Hardware failure won't stop me

Posted on February 22, 2016 · 1 min read · tagged with: #continuity


Recently I’ve been hit by my laptop failure. I use it mostly for work related programming but it’s my general computer as well. It took me 2 hours to go back to fully functional state with an older but still powerful desktop. It’s not that bad, is it.

Too long

The main idea behind me being able to go on are services that I/my company use. And I don’t mean some fancy backup plans. That would take much more time. I mean services like:

  • GitHub (for your code),
  • a password manage r,
  • a synchronized profile in my browser (I still tend to use a separate profile for my work and a separate for private purposes)
  • a browser enabled communicator like Slack
  • a browser enabled video call app like Zoom

The major part of the mentioned 2 hours was spent on installing VS 2015 + Resharper (I have a really terrible WiFi card in my PC). That would be all.

Now, it’s time for you to answer the following question: how fast as an employee and as a private person can you be back after a hardware failure?


Recovery process comes more and more easy as many of the things are synchronized with external services - microsoft account, mail account, remote repositories, cloud services etc. Nowadays we don't really need fat SSD/HDD drives but fast internet connection. The problem is people are sharing their privacy and are vulnerable to lack of internet connection. If Github gets out of service with no data recovery possibility it's gonna be catastrophy :)

by karolpawlowski1990 at 2016-02-22 22:42:32 +0000

How often does total hardware failure occurs vs the time it would take to make it shorter ?

It's a calculation of probability and risk.

In 10 years at work, I've had total hardware failure occuring once, I know I'm a single data point, but the most important source of failure has been had drives, RAID usually fixes that.

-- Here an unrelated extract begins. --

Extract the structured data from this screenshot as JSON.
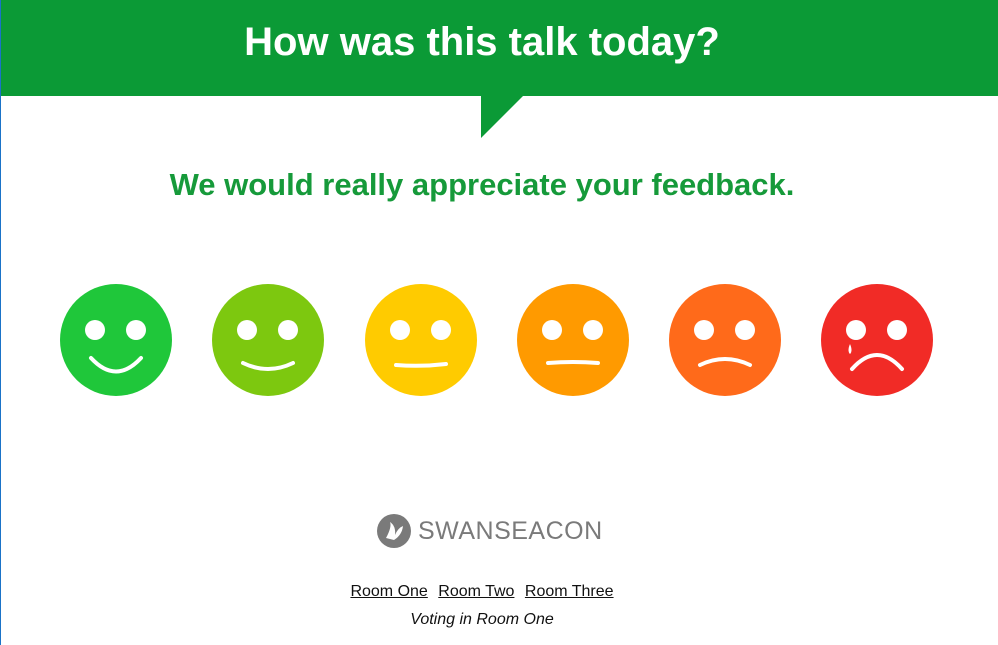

by guibec at 2016-02-23 03:36:49 +0000

Aiming at the short recovery very often covers a fast introduction process for new hires in your company and lets your IT proceed more smoothly.

by scooletz at 2016-02-23 06:49:33 +0000

Do you have your own database engine(s) in the cloud or keep it locally? What about other software, do you keep it into separate VMs?

by Sławomir Bryś (@slawomirbrys) at 2016-02-22 09:07:13 +0000

My db engine? You mean a preconfigured instance? I use cloud services (for Azure Storage) or a setup where db can be easily initialized to the given state.

by scooletz at 2016-02-22 09:11:24 +0000

IMHO it doesn't matter whether it is your private or company machine - if your process is correct(VMs, machine/DB snapshots, proper migrations, versioned code), recovering from a hardware failure should be easy.

The problem is when you do not own your dev machine...

by Kamil Mrzygłód (@Kamil_Mrzyglod) at 2016-02-22 20:33:29 +0000

Hey, prepare it correctly and it is freaking easy to spawn multiple VMs just to test something. Dev machines/QA machines/Build machines/Env machines - just do it?

by Kamil Mrzygłód (@Kamil_Mrzyglod) at 2016-02-23 21:19:31 +0000